With What Passes for Survival, New York’s Pyrrhon inches further and further into alienating obscurity.
Since the release of their 2014, head-turning sophomore full-length, The Mother of Virtues, Pyrrhon have been on a steady path towards something truly unique and truly outré. Though the band have purveyed a weird take on “technical death metal” since 2009’s Fever Kingdoms, it wasn’t until the aforementioned full-length and the two EPs that followed, Growth Without End and Running Out of Skin, that the band’s true intent became clear; to create music so bizarre and frightening that only the morbidly curious, masochistic and mad would truly appreciate.
What Passes for Survival sits at the apex of this gradual evolution towards glorious inaccessibility. Avant-garde, experimental, batshit insane, all of these terms are applicable to What Passes for Survival but still do not accurately describe the madness housed within this 46-minute opus. Though the band’s sound has been rooted in death metal in the past, those roots have been violently uprooted on What Passes for Survival. Any semblance to death metal, technical or otherwise, is marred by an affinity for chaos, volatility and sonic ugliness.
The instrumentation is frantic, disfigured and full of nauseating rhythmic shifts and song structures. The occasional, “accessible” Gorgutsian lurch rears its ugly head at various moments during the record (the opening and closing riffs of “The Happy Victim’s Creed” for example) but are soon followed by a meticulously-crafted cacophony of malformed, six-stringed hell. The guitars conjure feverish bursts of dissonant, noisy riffs that squeal, slide and morph constantly without ever letting the listener breathe. The rhythm section deals damage of its own, crafting buzzing, complex bass lines that match the intensity of the guitar riffs, and drums that absolutely throttle.
“The Happy Victim’s Creed”, “The Invisible Hand Holds a Whip”, “Goat Mockery Ritual” and “Trash Talk Landfill” are all unrelenting in their sonic assaults. These bizarre and aurally punishing songs are dense and intense, with so many sonic twists and turns that it is impossible to pick them apart piece by piece upon first listen, or fifth listen for that matter.
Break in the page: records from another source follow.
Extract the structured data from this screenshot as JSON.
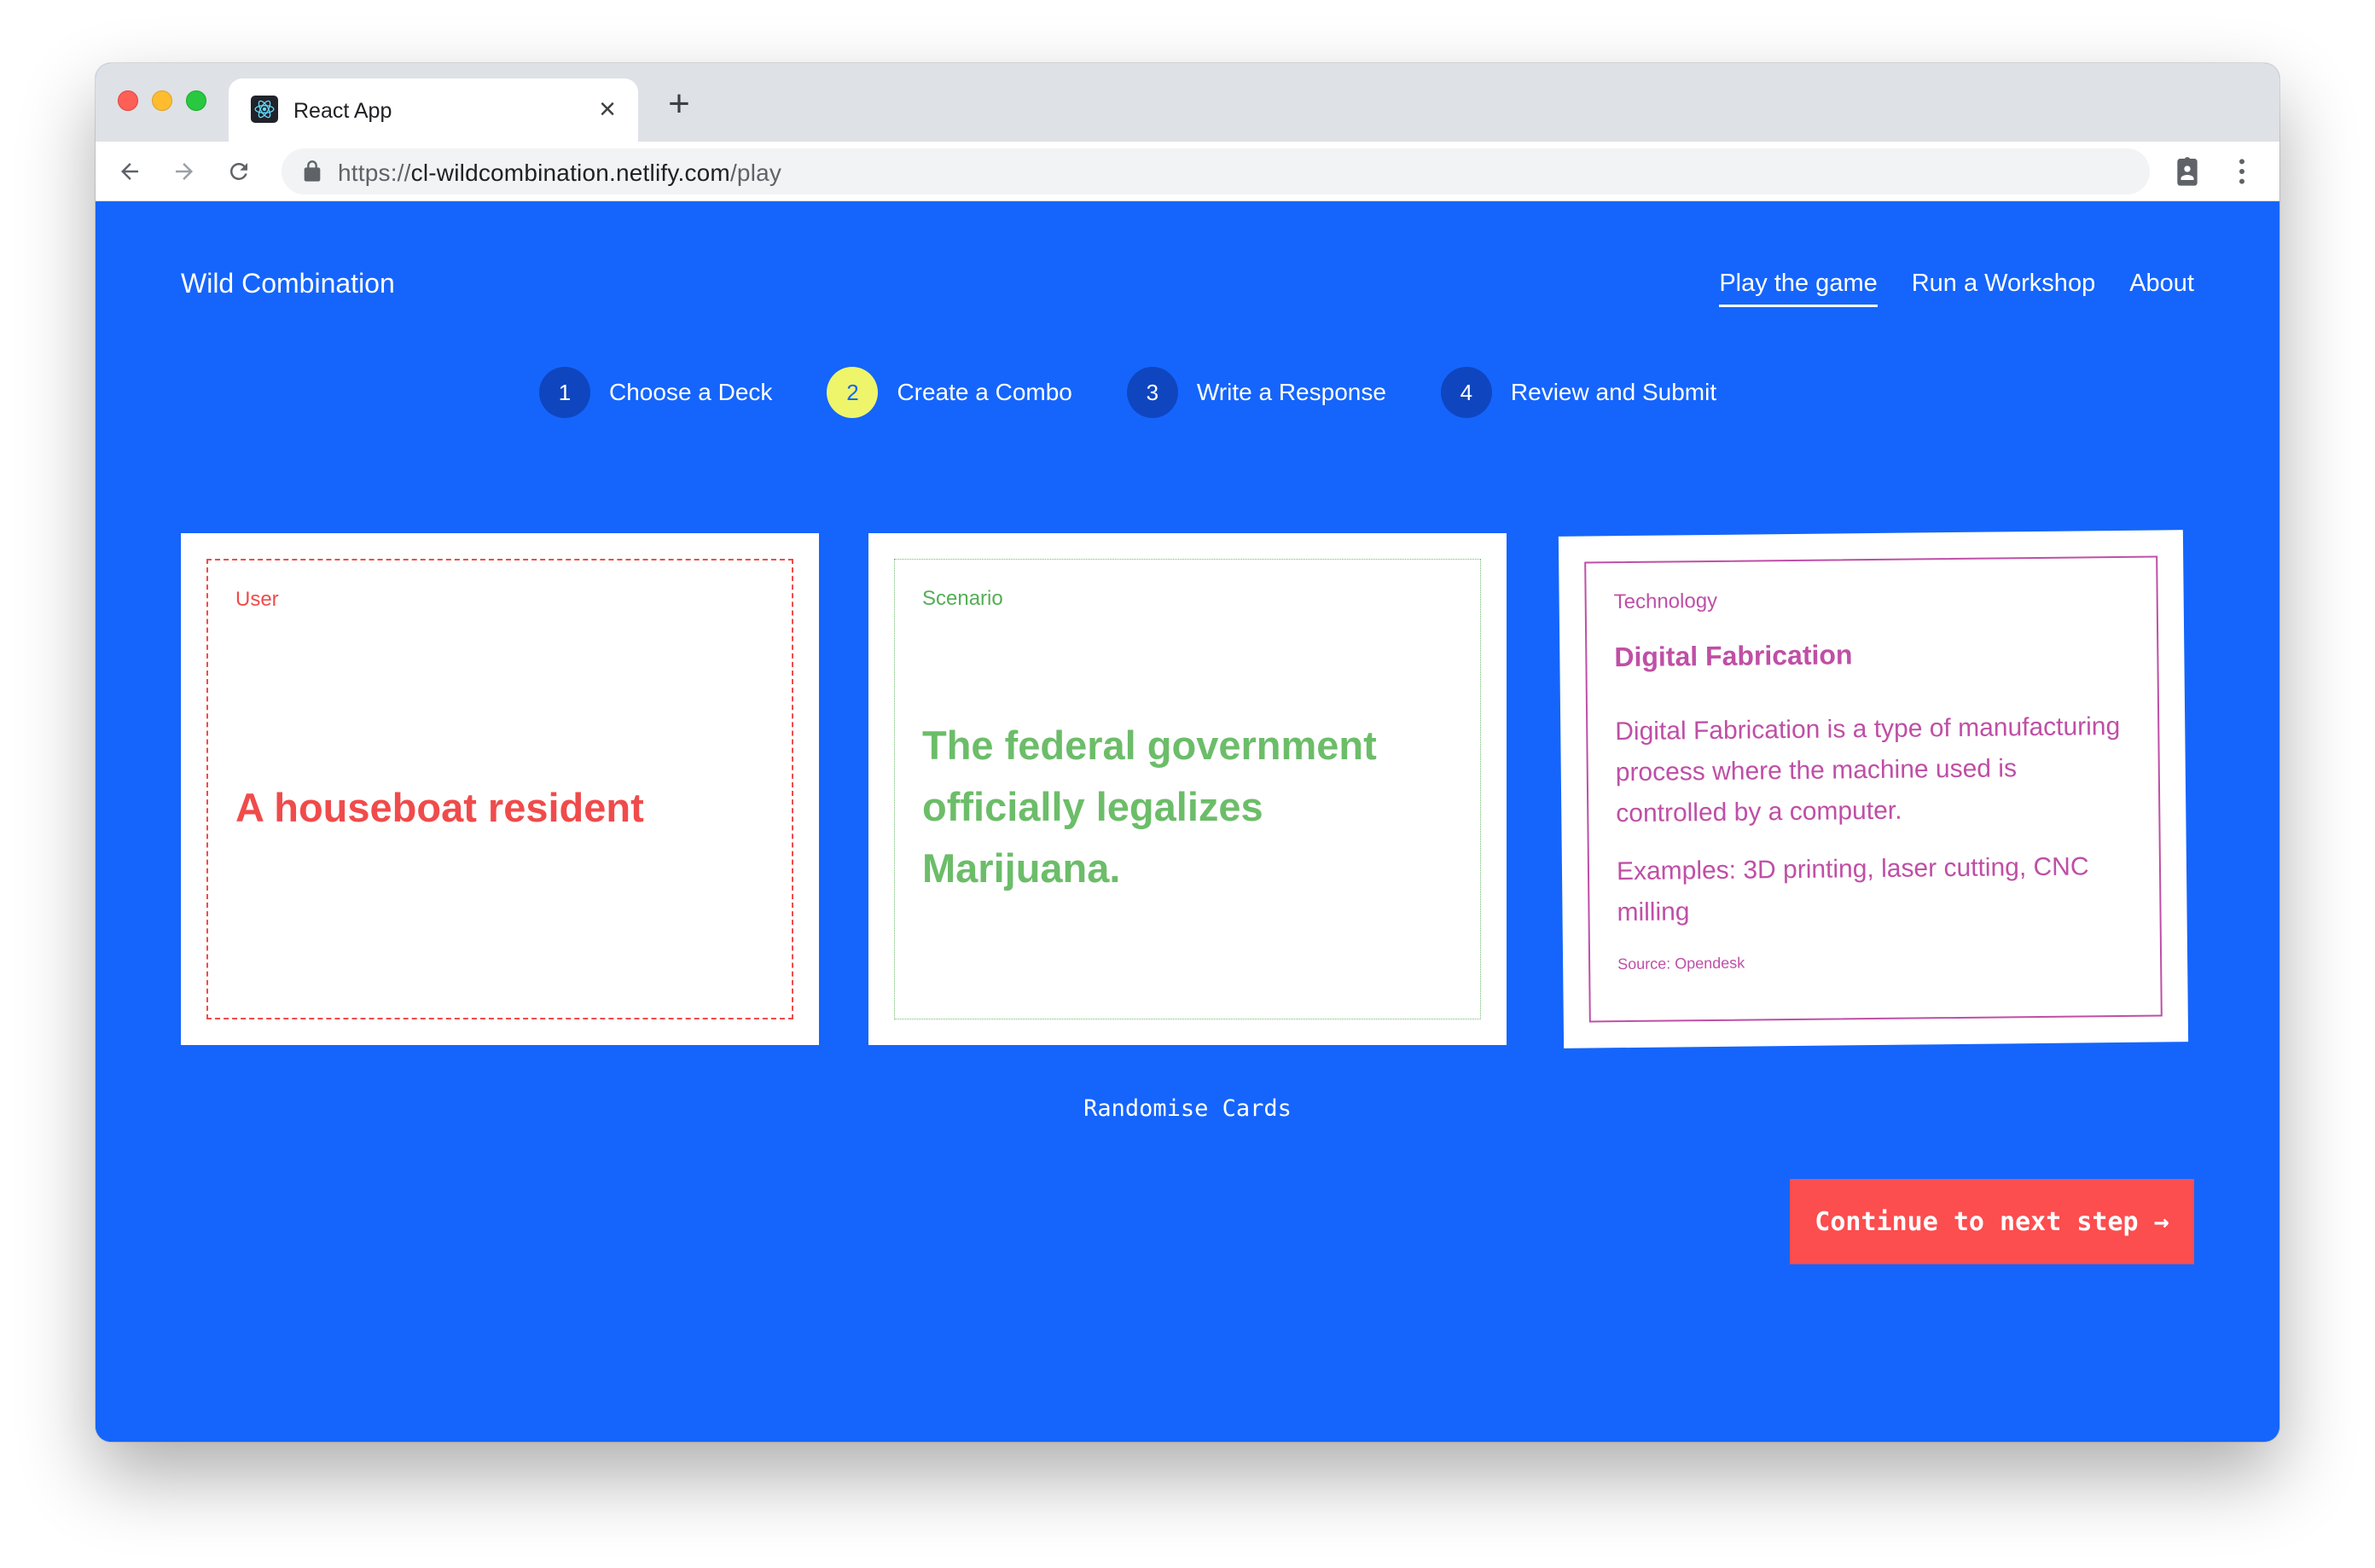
{
  "browser": {
    "tab_title": "React App",
    "tab_close": "×",
    "new_tab": "+",
    "url_scheme": "https://",
    "url_host": "cl-wildcombination.netlify.com",
    "url_path": "/play"
  },
  "header": {
    "brand": "Wild Combination",
    "nav": [
      {
        "label": "Play the game",
        "active": true
      },
      {
        "label": "Run a Workshop",
        "active": false
      },
      {
        "label": "About",
        "active": false
      }
    ]
  },
  "steps": [
    {
      "num": "1",
      "label": "Choose a Deck",
      "current": false
    },
    {
      "num": "2",
      "label": "Create a Combo",
      "current": true
    },
    {
      "num": "3",
      "label": "Write a Response",
      "current": false
    },
    {
      "num": "4",
      "label": "Review and Submit",
      "current": false
    }
  ],
  "cards": {
    "user": {
      "category": "User",
      "text": "A houseboat resident"
    },
    "scenario": {
      "category": "Scenario",
      "text": "The federal government officially legalizes Marijuana."
    },
    "technology": {
      "category": "Technology",
      "title": "Digital Fabrication",
      "description": "Digital Fabrication is a type of manufacturing process where the machine used is controlled by a computer.",
      "examples": "Examples: 3D printing, laser cutting, CNC milling",
      "source": "Source: Opendesk"
    }
  },
  "actions": {
    "randomise": "Randomise Cards",
    "continue": "Continue to next step →"
  },
  "colors": {
    "page_bg": "#1565fc",
    "user": "#f04b4b",
    "scenario": "#6cbd69",
    "technology": "#bf4fa6",
    "step_current": "#eef56a",
    "continue_bg": "#fc4d4f"
  }
}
Tracks like “Tennessee” slow things to a crawl and purvey a strange sense of melody that isn’t quite as chaotic as some of the other cuts on the record, but is still unsettling and menacing.
“The Unraveling” Parts I-III are quick bursts of cacophonous, seemingly improvised instrumentation that act as a parody of grindcore. It is similar to that of John Zorn’s Naked City project, but far more abstract and difficult to process. The band then attempt to combine everything What Passes for Survival has to offer into one leviathanic composition on the closing, 12-minute “Empty Tenement Spirit”. Dizzying whirlwinds of aberrated rhythms and riffs bleed into haunting, melodic crawls, and further into hypnotically dissonant, doom-laden lurches that relentlessly pummel the listener into paste.
At the heart of all this madness is vocalist Doug Moore, whose wide range of vocal ability steals the show as much as the music itself. His array of animalistic squeals and barks, psychotic yells, screams and madman rambling are all utilized extensively throughout the record, adding a gratuitous amount of extra oddness and unpredictability to an already odd and unpredictable record.
What Passes for Survival is definitely not for everyone, and that’s where it gets its charm. It’s a wholly unique, complex and unnerving album that only a few will be able to stomach and comprehend. It’s like being trapped inside the mind of a truly insane individual and baring witness to what horrific things make them tic. Those who are able to survive its alienating strangeness will be drawn back to it again and again. Pyrrhon have a sound that is unheard of in heavy music, and one that is sure to get weirder and weirder with subsequent releases.
Release Date: August 11, 2017
Label: Willowtip Records/Throatruiner Records
Favorite Tracks: “The Happy Victim’s Creed”, “Goat Mockery Ritual” and “Tennessee”
For Fans Of: Gorguts, Gigan, Baring Teeth, Deathspell Omega, extremely weird shit.